New Straits Times
ITALY MAY SEE HUNG PARLIAMENT
But pollsters predict centre-right party, far-right allies will emerge as largest bloc in Parliament
ITALIANS went to the polls yesterday in a vote that could bring political gridlock after an election campaign marked by anger over the listless economy, high unemployment and immigration.
Pollsters have predicted that former prime minister Silvio Berlusconi’s centre-right party and his far-right allies will emerge as the largest bloc in Parliament but fall short of a majority.
The anti-establishment 5-Star Movement looks set to be the biggest single party, feeding off discontent over entrenched corruption and growing poverty, while the ruling centre-left Democratic Party (PD) is seen limping home in third place.
Heavily indebted Italy is the third-largest economy in the 19member euro zone, and though investors have been sanguine ahead of the ballot, prolonged political stalemate could reawaken the threat of market instability.
“I’d like to see the parties work together more for the good of the country... There was too much mud-slinging during the campaign,” said Luca Hammad, 20, while leaving a polling station.
“I hope these elections bring change for young people.

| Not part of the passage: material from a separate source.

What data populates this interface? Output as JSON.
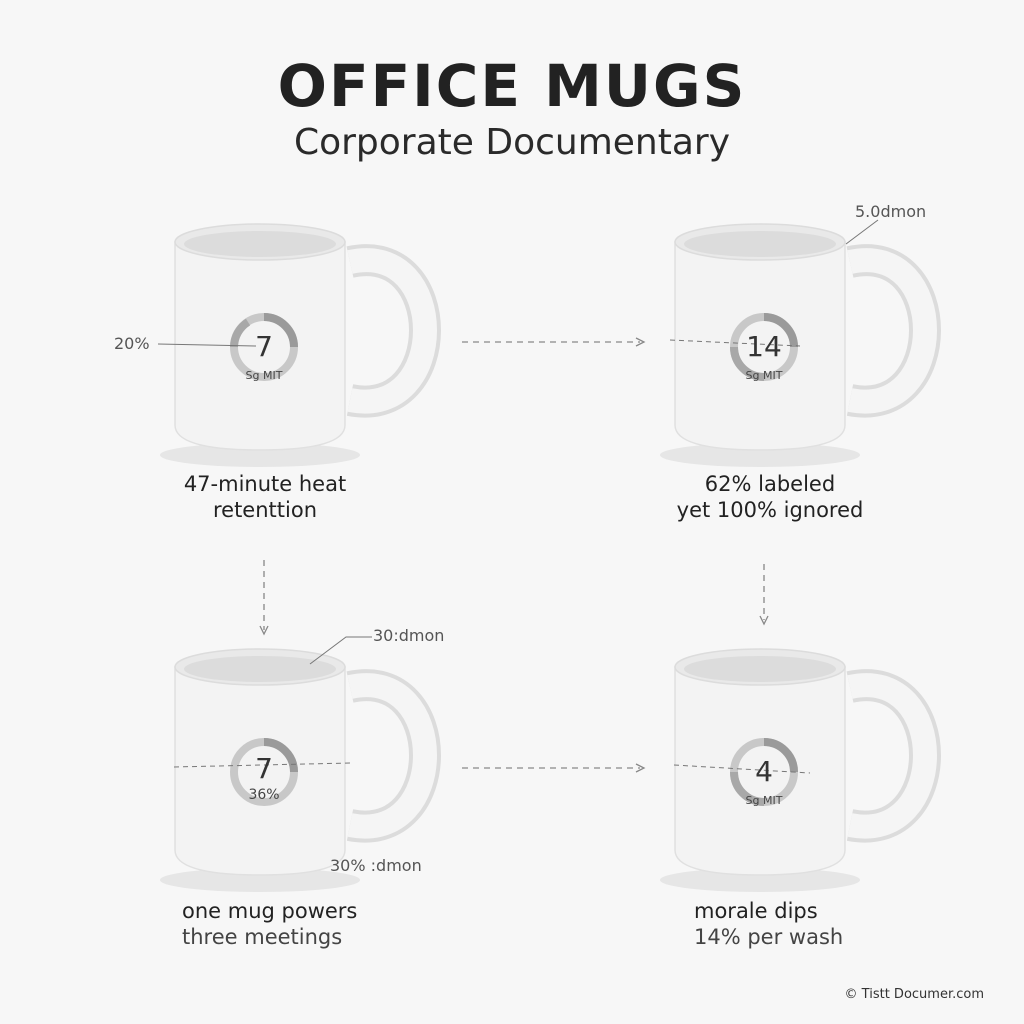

Even if you find a job, wages are so low that it is hardly worth working.”
In a sign of the divisive climate ahead of the vote, some homes in Pavia, near Milan, were marked overnight with stickers that said: “Here lives an anti-fascist.”
Neo-fascist movements have been gaining ground in Italy, where a Nazi sympathiser last month injured six Africans in a shooting incident.
The vote is being held under a complex new electoral law that could mean the final result will not be clear until late today.
Confusion over the new law led to mistakes in 200,000 ballots that had to reprinted overnight in Palermo, where some polling stations delayed opening amid protests from voters.
The campaign marked the return to frontline politics of Berlusconi, 81, who was forced to quit as prime minister in 2011 at the height of a sovereign debt crisis and widely written off after sex scandals, legal woes and ill health.
A 2013 conviction for tax fraud meant he could not hold public office, and he put forward Antonio Tajani, president of the European Parliament, as his candidate for prime minister.
Tajani’s moderate profile aimed to allay fears in Europe about his populist allies, notably the League, whose leader, Matteo Salvini, promised to deport the 600,000 boat migrants who had arrived in Italy over the past four years.
Some pollsters said the League could overtake Berlsuconi’s Forza Italia party yesterday.
Populist parties had been on the rise in Europe since the 2008 financial crisis, but mainstream parties in Italy found it hard to contain voter anger, with the economy still six per cent smaller than a decade ago and unemployment stuck at about 11 per cent.
The 5-Star Movement, led by Luigi Di Maio, 31, had been successful at tapping into the disaffection in the underdeveloped south and promised a monthly universal wage of up to 780 euros (RM3,750) for the poor.
“I think 5-Star will win... but I’m also worried that there won’t be a winner. Both scenarios look catastrophic,” said voter Giuseppe Ottaviani.
Economists said, like many party pledges, Italy could ill-afford the universal wage. But many of the more wild campaign promises were likely to fall by the wayside if there was a hung Parliament and a power-sharing accord had to be hammered out.
Although all party leaders had ruled out any post-election alliances with rivals, Italy had a long history of finding a way out of intractable political stalemate.
But if no one clinches clear victory in the polls, it might take weeks before a government deal was reached.